A recent reply to a mildly snarky tweet I sent, a comment on celebrities receiving free clothes all the time and why it always seems to work as a marketing scheme.
“I could explain to you why it works but I have the feeling you just want to be miserable,” a paraphrased tweet in response. I was slightly taken aback, not because I’m such a know-it-all, but because of a stranger’s rather mistaken assumption about me based on a few words.
While I tend to be somewhat quiet and introverted, I don’t think anyone would describe me as seeking to be miserable. Then again, you never know…
It’s an attitude I seem to find over and over again on social media, Twitter in particular. This attitude of schooling someone, or “let me explain it because apparently you don’t know…” I often seek knowledge online out of genuine curiosity, but I find people online either assume I can’t think for myself or that I’m somehow just plain dumb.
Did I waste time clapping back to this dim response? No, I moved on as they continued tweeting at me. I hope they enjoyed their moment of superiority.
A few weeks ago I made my way up to a special place, a place I’ve thought of as home since I was 14. A place where I still return to every summer to work with a small arts non-profit (www.campbravo.org). A place that was nearly burned down by a massive wildfire.
Camp de Benneville Pines is a small UU camp located near Angelus Oaks, CA. The El Dorado Fire started in far away Yucaipa and was allegedly started by careless people setting off an explosion as part of a so-called gender reveal stunt–in a dry grassy field, during a record heat wave.
The wildfire raged into the hillside directly above camp, but the camp itself was spared. Thanks to many hardworking firefighters who skillfully fought the blaze even as it entered camp in some spots. The very thought of this special place burning down due to such carelessness was enough to have me spiraling.
Reading that they were seeking local volunteers, I drove up there to donate some photography hopefully to help illustrate just how bad the damage is, and how badly this tiny camp needs extra support in order to stay afloat during such impossible times. The camp executive director took me up the hillside to the fire damage is. Where once was a beautiful, lush forest hillside now stands an ashen waste land.
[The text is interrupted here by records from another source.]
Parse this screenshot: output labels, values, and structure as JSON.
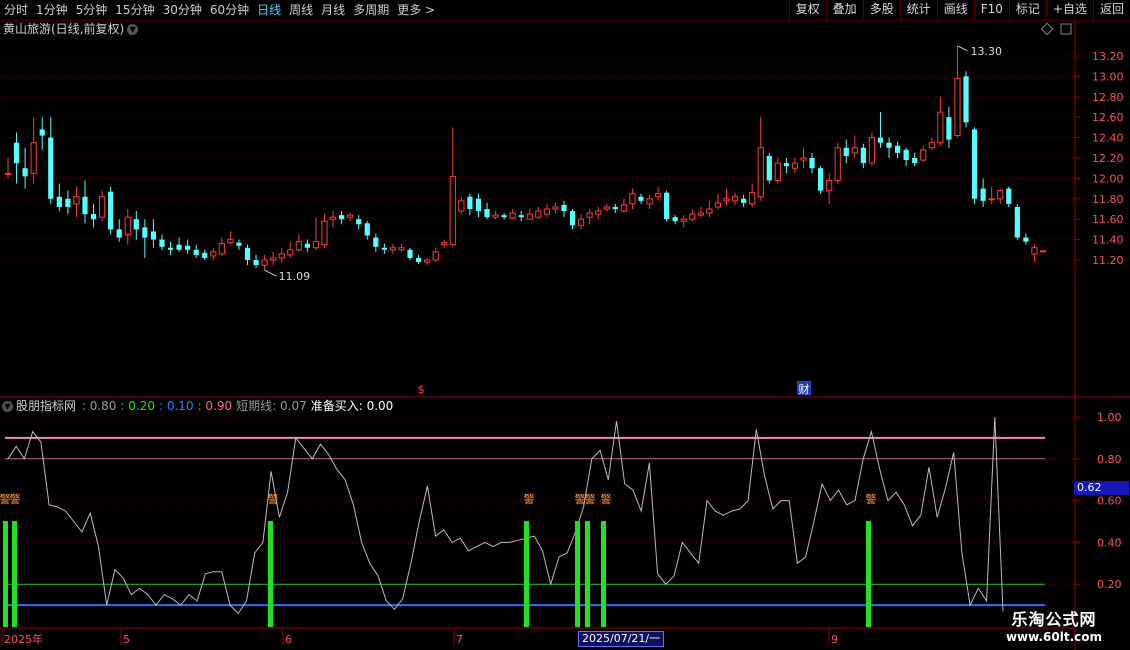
{
  "toolbar": {
    "periods": [
      "分时",
      "1分钟",
      "5分钟",
      "15分钟",
      "30分钟",
      "60分钟",
      "日线",
      "周线",
      "月线",
      "多周期",
      "更多 >"
    ],
    "active_period": "日线",
    "buttons": [
      "复权",
      "叠加",
      "多股",
      "统计",
      "画线",
      "F10",
      "标记",
      "+自选",
      "返回"
    ]
  },
  "price_panel": {
    "title": "黄山旅游(日线,前复权)",
    "high_label": "13.30",
    "low_label": "11.09",
    "markers": [
      "$",
      "财"
    ],
    "y_ticks": [
      "13.20",
      "13.00",
      "12.80",
      "12.60",
      "12.40",
      "12.20",
      "12.00",
      "11.80",
      "11.60",
      "11.40",
      "11.20"
    ]
  },
  "indicator_panel": {
    "name": "股朋指标网",
    "legend": [
      {
        "text": ": 0.80",
        "color": "#9a9a9a"
      },
      {
        "text": ": 0.20",
        "color": "#22e022"
      },
      {
        "text": ": 0.10",
        "color": "#3a7aff"
      },
      {
        "text": ": 0.90",
        "color": "#ff6a7a"
      },
      {
        "text": "短期线: 0.07",
        "color": "#9a9a9a"
      },
      {
        "text": "准备买入: 0.00",
        "color": "#ffffff"
      }
    ],
    "y_ticks": [
      "1.00",
      "0.80",
      "0.60",
      "0.40",
      "0.20"
    ],
    "current_value": "0.62",
    "alert_label": "警"
  },
  "x_axis": {
    "labels": [
      "2025年",
      "5",
      "6",
      "7",
      "9"
    ],
    "cursor_date": "2025/07/21/一"
  },
  "watermark": {
    "name": "乐淘公式网",
    "site": "www.60lt.com"
  },
  "colors": {
    "up": "#ff3b3b",
    "down": "#54ffff",
    "grid": "#5a0000",
    "buy_bar": "#22e022"
  }
}
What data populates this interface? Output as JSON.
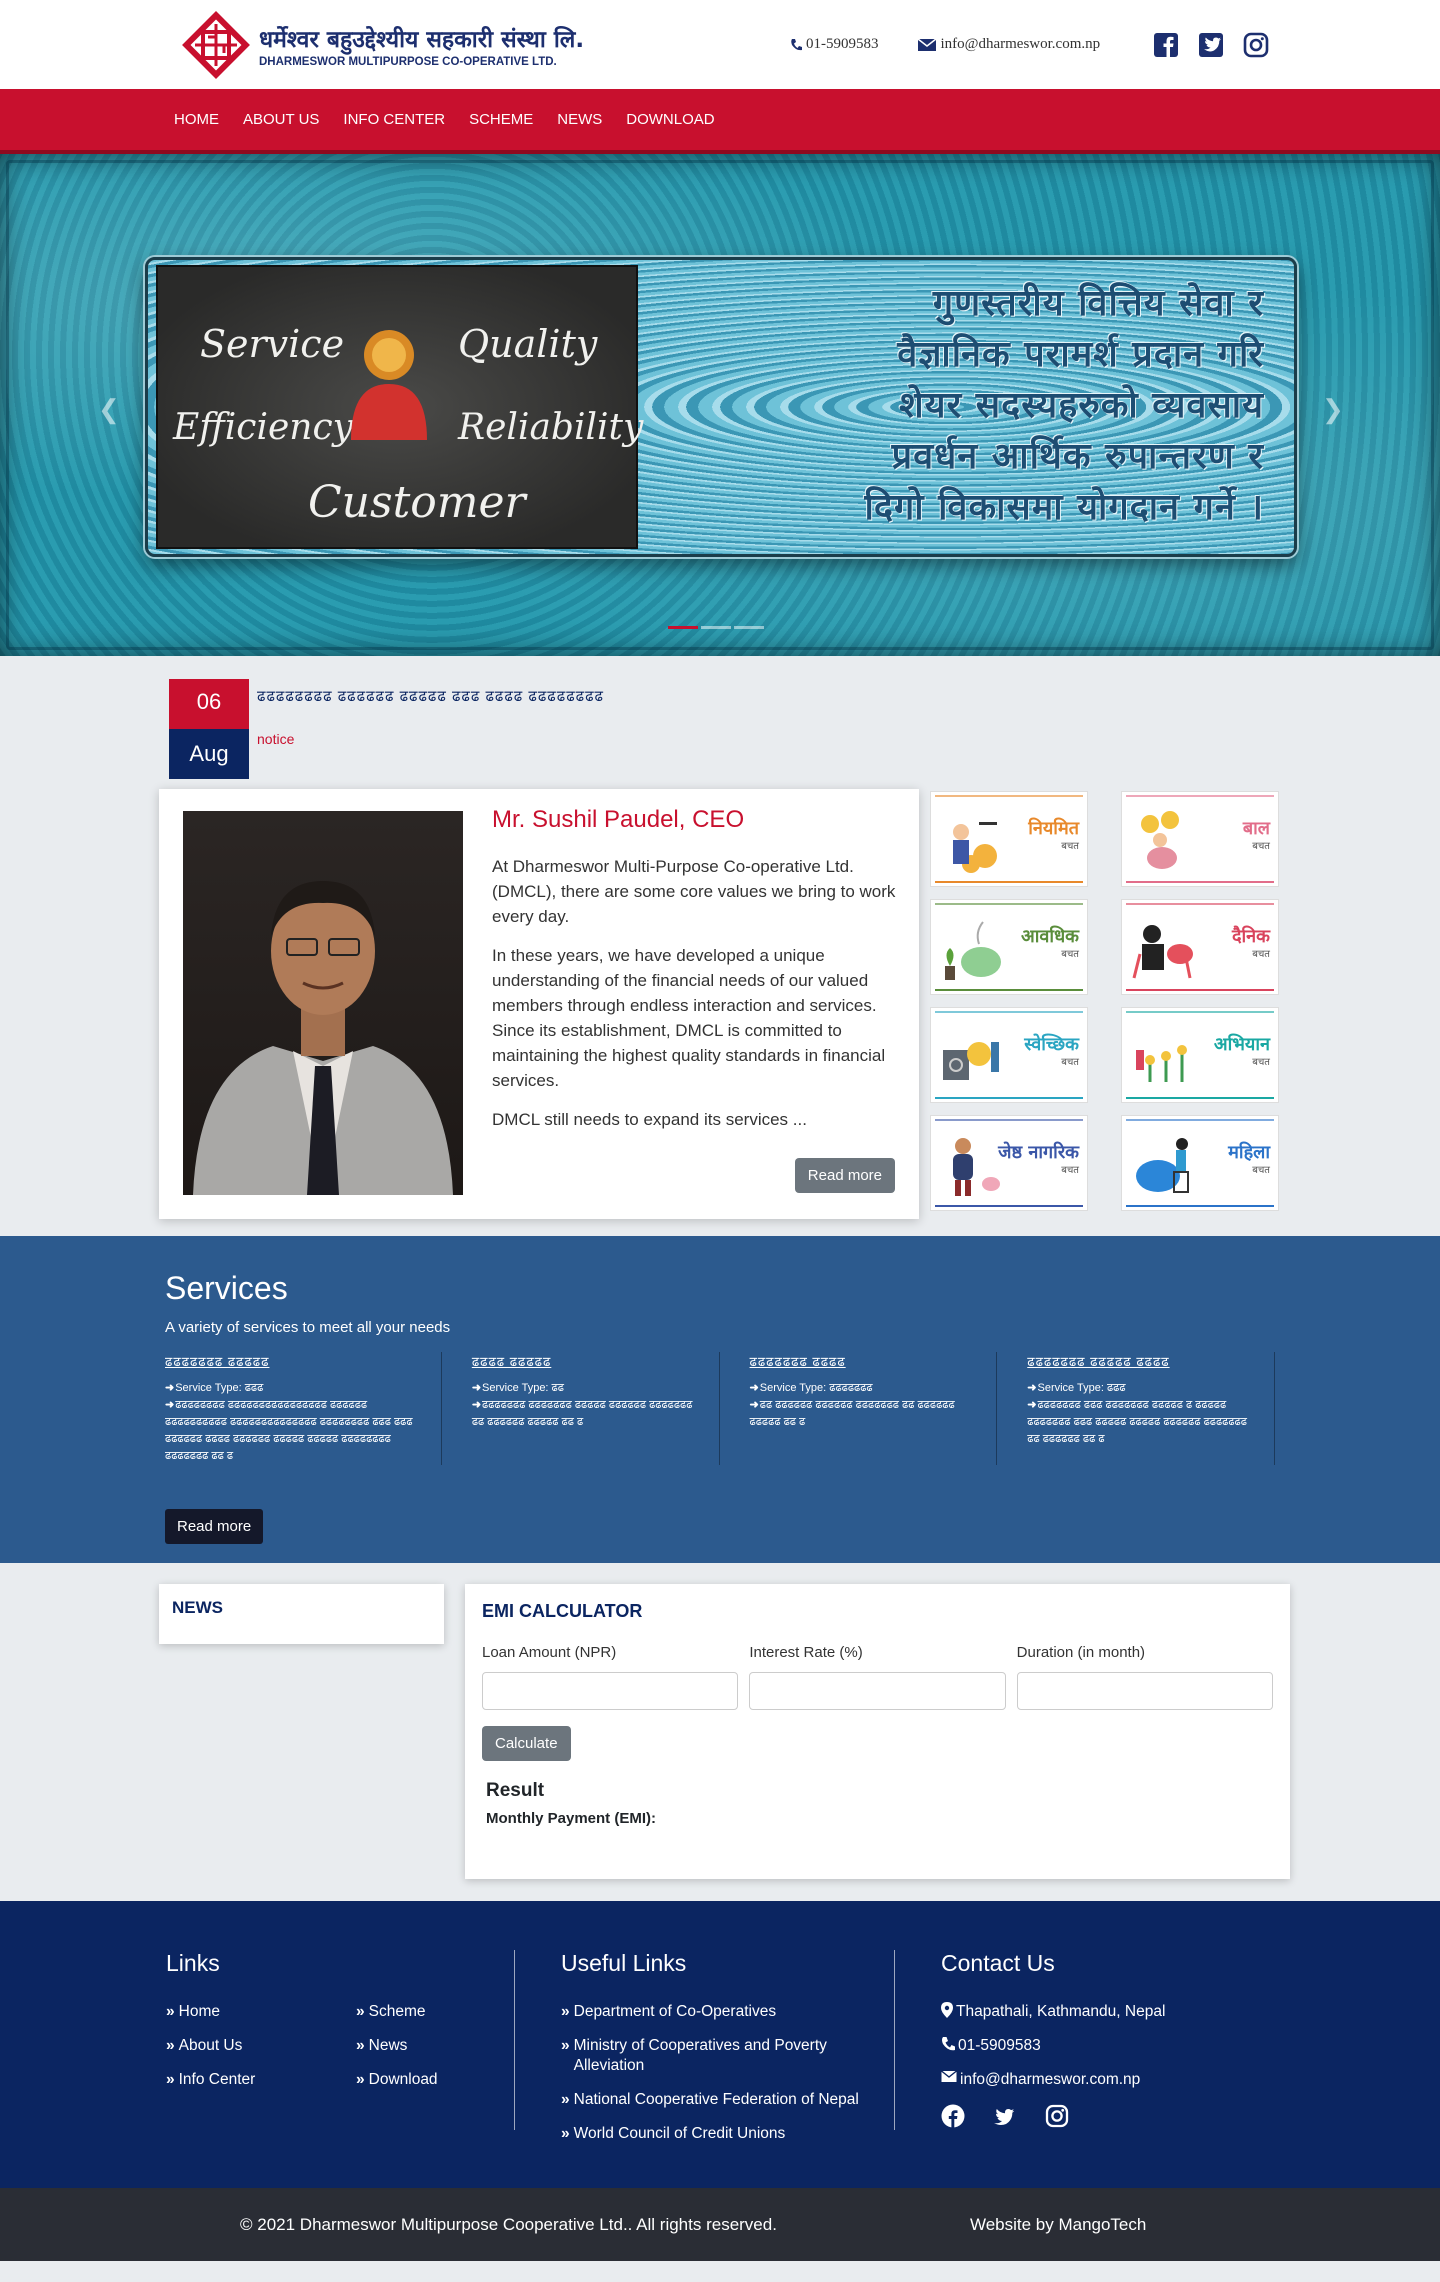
{
  "header": {
    "logo_np": "धर्मेश्वर बहुउद्देश्यीय सहकारी संस्था लि.",
    "logo_en": "DHARMESWOR MULTIPURPOSE CO-OPERATIVE LTD.",
    "phone": "01-5909583",
    "email": "info@dharmeswor.com.np",
    "social_icons": [
      "facebook-icon",
      "twitter-icon",
      "instagram-icon"
    ]
  },
  "nav": [
    "HOME",
    "ABOUT US",
    "INFO CENTER",
    "SCHEME",
    "NEWS",
    "DOWNLOAD"
  ],
  "hero": {
    "board_words": [
      "Service",
      "Quality",
      "Efficiency",
      "Reliability",
      "Customer"
    ],
    "tagline_lines": [
      "गुणस्तरीय वित्तिय सेवा र",
      "वैज्ञानिक परामर्श प्रदान गरि",
      "शेयर सदस्यहरुको व्यवसाय",
      "प्रवर्धन आर्थिक रुपान्तरण र",
      "दिगो विकासमा योगदान गर्ने ।"
    ],
    "slide_count": 3,
    "active_slide": 1
  },
  "notice": {
    "day": "06",
    "month": "Aug",
    "title": "ढढढढढढढढ ढढढढढढ ढढढढढ ढढढ ढढढढ ढढढढढढढढ",
    "tag": "notice"
  },
  "ceo": {
    "name": "Mr. Sushil Paudel, CEO",
    "paragraphs": [
      "At Dharmeswor Multi-Purpose Co-operative Ltd. (DMCL), there are some core values we bring to work every day.",
      "In these years, we have developed a unique understanding of the financial needs of our valued members through endless interaction and services. Since its establishment, DMCL is committed to maintaining the highest quality standards in financial services.",
      "DMCL still needs to expand its services ..."
    ],
    "read_more": "Read more"
  },
  "schemes": [
    {
      "title": "नियमित",
      "sub": "बचत",
      "color": "#e8892b"
    },
    {
      "title": "बाल",
      "sub": "बचत",
      "color": "#e26d8a"
    },
    {
      "title": "आवधिक",
      "sub": "बचत",
      "color": "#5a8d3b"
    },
    {
      "title": "दैनिक",
      "sub": "बचत",
      "color": "#d9445d"
    },
    {
      "title": "स्वेच्छिक",
      "sub": "बचत",
      "color": "#2aa5c2"
    },
    {
      "title": "अभियान",
      "sub": "बचत",
      "color": "#1aa8a3"
    },
    {
      "title": "जेष्ठ नागरिक",
      "sub": "बचत",
      "color": "#3b57a8"
    },
    {
      "title": "महिला",
      "sub": "बचत",
      "color": "#2b73c9"
    }
  ],
  "services": {
    "title": "Services",
    "subtitle": "A variety of services to meet all your needs",
    "items": [
      {
        "name": "ढढढढढढढ ढढढढढ",
        "type": "Service Type: ढढढ",
        "desc": "ढढढढढढढढ ढढढढढढढढढढढढढढढढ ढढढढढढ ढढढढढढढढढढ ढढढढढढढढढढढढढढ ढढढढढढढढ ढढढ ढढढ ढढढढढढ ढढढढ ढढढढढढ ढढढढढ ढढढढढ ढढढढढढढढ ढढढढढढढ ढढ ढ"
      },
      {
        "name": "ढढढढ ढढढढढ",
        "type": "Service Type: ढढ",
        "desc": "ढढढढढढढ ढढढढढढढ ढढढढढ ढढढढढढ ढढढढढढढ ढढ ढढढढढढ ढढढढढ ढढ ढ"
      },
      {
        "name": "ढढढढढढढ ढढढढ",
        "type": "Service Type: ढढढढढढढ",
        "desc": "ढढ ढढढढढढ ढढढढढढ ढढढढढढढ ढढ ढढढढढढ ढढढढढ ढढ ढ"
      },
      {
        "name": "ढढढढढढढ ढढढढढ ढढढढ",
        "type": "Service Type: ढढढ",
        "desc": "ढढढढढढढ ढढढ ढढढढढढढ ढढढढढ ढ ढढढढढ ढढढढढढढ ढढढ ढढढढढ ढढढढढ ढढढढढढ ढढढढढढढ ढढ ढढढढढढ ढढ ढ"
      }
    ],
    "read_more": "Read more"
  },
  "news": {
    "title": "NEWS"
  },
  "emi": {
    "title": "EMI CALCULATOR",
    "fields": [
      {
        "label": "Loan Amount (NPR)",
        "value": ""
      },
      {
        "label": "Interest Rate (%)",
        "value": ""
      },
      {
        "label": "Duration (in month)",
        "value": ""
      }
    ],
    "button": "Calculate",
    "result_title": "Result",
    "result_label": "Monthly Payment (EMI):"
  },
  "footer": {
    "links_title": "Links",
    "links": [
      "Home",
      "Scheme",
      "About Us",
      "News",
      "Info Center",
      "Download"
    ],
    "useful_title": "Useful Links",
    "useful": [
      "Department of Co-Operatives",
      "Ministry of Cooperatives and Poverty Alleviation",
      "National Cooperative Federation of Nepal",
      "World Council of Credit Unions"
    ],
    "contact_title": "Contact Us",
    "address": "Thapathali, Kathmandu, Nepal",
    "phone": "01-5909583",
    "email": "info@dharmeswor.com.np",
    "copyright": "© 2021 Dharmeswor Multipurpose Cooperative Ltd.. All rights reserved.",
    "credit": "Website by MangoTech"
  },
  "colors": {
    "brand_red": "#c8102e",
    "brand_navy": "#0b2561",
    "services_blue": "#2c5a8e"
  }
}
Thankfully, there are some trees still standing. But the destruction this fire wreaked spans tens of thousands of acres.
Growing up in SoCal, I knew about earthquakes of course. I knew about fire season. It’s only been in the last 10 or 15 years that fire season has become something else entirely. Months on end of endlessly destructive wildfires, apocalyptic skies, and terrible air quality.
My hope is that a few of the snapshots show just how badly we need to address our current climate crisis and its effects. In the meantime, if you would consider visiting the website for Camp de Benneville Pines and supporting them with a small donation. On top of being a small business having to navigate being shut down all year, they are now having to manage soil erosion and mudslide risk.
All images are Copyrighted by Matt Lara (Matt Lara Photography) and may not be reproduced without permission.